Public anger is on the rise in Sri Lanka as the country’s worst economic crisis in 70 years plunges its citizens into a dire situation.
With rolling power outages and a continued scarcity of essential items, civil unrest is growing with a resounding cry of "Go Home Gota" and "Gota Go Back", as people demand the all-powerful Rajapaksa family, which has held key positions in the government, to step down.
As angry protesters poured into streets in defiance of the 36-hour-long curfew on Sunday, 3 April, in what is being dubbed as the country's "Arab Spring" moment, all 26 members of the Sri Lankan Cabinet resigned en masse, save for Mahinda Rajapaksa, who will continue to be the prime minister and his brother Gotabaya, who is the president.
But now the question is – what next for Sri Lanka?
Cabinet Resignations – Too Little, Too Late?
Far from improving matters, the attempt of a Cabinet reconfiguration only escalated the crisis in the government further.
On 4 April, four people – Dinesh Gunawardena, Johnston, Fernando, and GL Peiris and Ali Sabry – all of whom have been a part of the older Cabinet, were inducted into the new Cabinet.
But just a day after President Gotabaya Rajapaksa replaced his brother Basil with Ali Sabry, the new finance minister quit his post on Tuesday.
In a letter, Ali Sabry stated that after much deliberation he was of the view that the president should make "suitable interim arrangement to navigate this unprecedented crisis, fresh and proactive and unconventional steps need to be taken, including the appointment of a new Finance Minister."
Expectedly, common citizens and the Opposition are far from being placated, with local media reporting gatherings of protesters outside the residences of almost all government MPs asking them to resign immediately.
Opposition MP Udaya Gammanpila called the new Cabinet "old wine in a new bottle", while Sajith Premadasa, Leader of Opposition, called it all a "melodrama to dupe people".
"We want resignations and then we want a political model that works", he tweeted.
Can There Be a Change of Leadership?
As Sri Lanka faces 17 percent inflation rate owing to critical shortfall of foreign currency, the sentiment on ground is that of seeking a change.
But can there be a change in leadership at this given moment?
Even as the president appeared to be in damage control mode, inviting members of the Opposition to accept portfolios in the new Cabinet, the Rajapaksa family's grip over the government seemed to be weakening, with the ruling coalition losing majority on 5 April, as 41 legislators exited the alliance.
Among them were 14 MPs from the government's main coalition partner, the Sri Lankan Freedom Party (SLFP).
As the ruling SLPP tries to hold on to its 113 seats so that it can continue to be in power with a simple majority, M Sathiya Moorthy, head of the Observer Research Foundation’s (ORF's) Chennai Initiative, points out that bringing in new leadership will still be easier said than done.
"The main Opposition doesn’t have more than 54 MPs. They will need more than double that number to form the government in the 225-member Parliament.
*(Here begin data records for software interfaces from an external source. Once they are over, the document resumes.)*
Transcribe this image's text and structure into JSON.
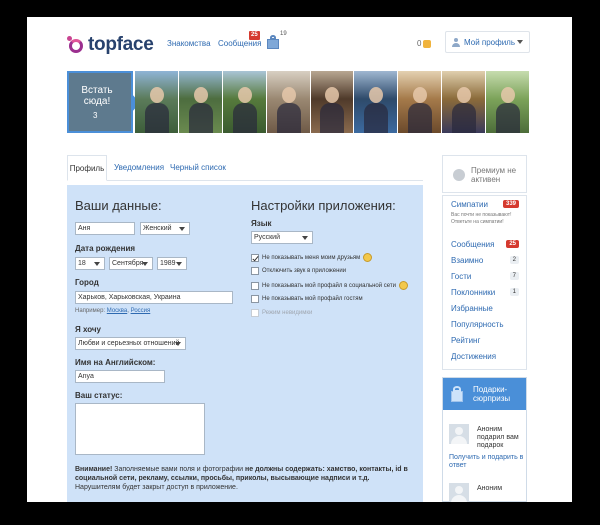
{
  "header": {
    "logo_text": "topface",
    "nav": {
      "events": "Знакомства",
      "messages": "Сообщения",
      "messages_badge": "25",
      "gifts_count": "19"
    },
    "balance": "0",
    "profile_button": "Мой профиль"
  },
  "photos": {
    "entry_text": "Встать сюда!",
    "entry_count": "3",
    "items": [
      {
        "colors": [
          "#5b7b5a",
          "#8fb4d6",
          "#3d5e3a"
        ]
      },
      {
        "colors": [
          "#4d6d3f",
          "#93b6cf",
          "#6a8a4f"
        ]
      },
      {
        "colors": [
          "#567a3c",
          "#a9c4d6",
          "#3b5b30"
        ]
      },
      {
        "colors": [
          "#9a8872",
          "#d8cfc2",
          "#6f5a47"
        ]
      },
      {
        "colors": [
          "#4f3a2a",
          "#b8a792",
          "#8a6a4e"
        ]
      },
      {
        "colors": [
          "#2e4a6a",
          "#9fb7d1",
          "#3c6aa0"
        ]
      },
      {
        "colors": [
          "#a57a4a",
          "#e4d1b1",
          "#6b4a2c"
        ]
      },
      {
        "colors": [
          "#8b6b3a",
          "#e0cfae",
          "#3a3a5a"
        ]
      },
      {
        "colors": [
          "#7ca35a",
          "#c6dcae",
          "#4d6d3a"
        ]
      }
    ]
  },
  "tabs": [
    "Профиль",
    "Уведомления",
    "Черный список"
  ],
  "form": {
    "your_data_title": "Ваши данные:",
    "name_value": "Аня",
    "gender_value": "Женский",
    "birthday_label": "Дата рождения",
    "day_value": "18",
    "month_value": "Сентября",
    "year_value": "1989",
    "city_label": "Город",
    "city_value": "Харьков, Харьковская, Украина",
    "city_example_prefix": "Например:",
    "city_example_1": "Москва",
    "city_example_sep": ", ",
    "city_example_2": "Россия",
    "want_label": "Я хочу",
    "want_value": "Любви и серьезных отношений",
    "english_name_label": "Имя на Английском:",
    "english_name_value": "Anya",
    "status_label": "Ваш статус:",
    "app_settings_title": "Настройки приложения:",
    "language_label": "Язык",
    "language_value": "Русский",
    "checkboxes": [
      {
        "label": "Не показывать меня моим друзьям",
        "checked": true,
        "emoji": true
      },
      {
        "label": "Отключить звук в приложении",
        "checked": false,
        "emoji": false
      },
      {
        "label": "Не показывать мой профайл в социальной сети",
        "checked": false,
        "emoji": true
      },
      {
        "label": "Не показывать мой профайл гостям",
        "checked": false,
        "emoji": false
      },
      {
        "label": "Режим невидимки",
        "checked": false,
        "emoji": false,
        "disabled": true
      }
    ],
    "warning_bold_1": "Внимание!",
    "warning_text_1": " Заполняемые вами поля и фотографии ",
    "warning_bold_2": "не должны содержать: хамство, контакты, id в социальной сети, рекламу, ссылки, просьбы, приколы, высывающие надписи и т.д.",
    "warning_text_2": " Нарушителям будет закрыт доступ в приложение."
  },
  "sidebar": {
    "premium": "Премиум не активен",
    "menu": [
      {
        "label": "Симпатии",
        "badge": "339",
        "badge_red": true
      },
      {
        "label": "Сообщения",
        "badge": "25",
        "badge_red": true
      },
      {
        "label": "Взаимно",
        "badge": "2",
        "badge_red": false
      },
      {
        "label": "Гости",
        "badge": "7",
        "badge_red": false
      },
      {
        "label": "Поклонники",
        "badge": "1",
        "badge_red": false
      },
      {
        "label": "Избранные",
        "badge": "",
        "badge_red": false
      },
      {
        "label": "Популярность",
        "badge": "",
        "badge_red": false
      },
      {
        "label": "Рейтинг",
        "badge": "",
        "badge_red": false
      },
      {
        "label": "Достижения",
        "badge": "",
        "badge_red": false
      }
    ],
    "sympathy_note": "Вас почти не показывают! Ответьте на симпатии!",
    "gifts_title": "Подарки-сюрпризы",
    "gift_1_name": "Аноним подарил вам подарок",
    "gift_1_link": "Получить и подарить в ответ",
    "gift_2_name": "Аноним"
  }
}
And, that is going to be a difficult task, as things stand currently. In any case if that was so easily done, then the Opposition would have attempted it already."M Sathiya Moorthy, Head of Observer Research Foundation’s Chennai Initiative
"The alternative is to hold fresh elections and that can happen either just six months before the conclusion of the term of the present Parliament. Or, the Parliament has to pass the resolution for new elections," he added.
Recently, in an interview to Times of India, former Prime Minister Ranil Wickremesinghe, who is one of the veteran leaders in the Opposition, also raised doubts about the possibility of fresh elections.
“Electioneering will take four to five months. Meanwhile, the Sri Lankan Rupee may further depreciate down to 500, perhaps even 1,000 to a dollar. We can’t afford that,” he had said.
How Likely is a Constitutional Crisis?
There are also concerns around whether the economic crisis can also eventually lead to a constitutional crisis.
The last time that country faced a constitutional crisis was in 2018, when then President Maithripala Sirisena appointed Mahinda Rajapaksa as Prime Minister before formally dismissing the incumbent PM Ranil Wickremesinghe, resulting in two concurrent prime ministers.
But ORF's Moorthy said the country may not have to face the worst case scenario.
"A constitutional crisis is not likely unless the Supreme Court or the Parliament can’t intervene. Secondly, although the Opposition supported Sunday's protest, there were views within the party that they should not let things go beyond a particular point where things go out of control."M Sathiya Moorthy, Head of Observer Research Foundation’s Chennai Initiative
"It can take such a shape if the economic crisis continues but from what we’ve been reading, India’s assistance in fuel, medicines etc, will pour in from this week, so there is going to be a moderate improvement of situations. Yet, how long will that be sustainable, that’s certainly a question," he said.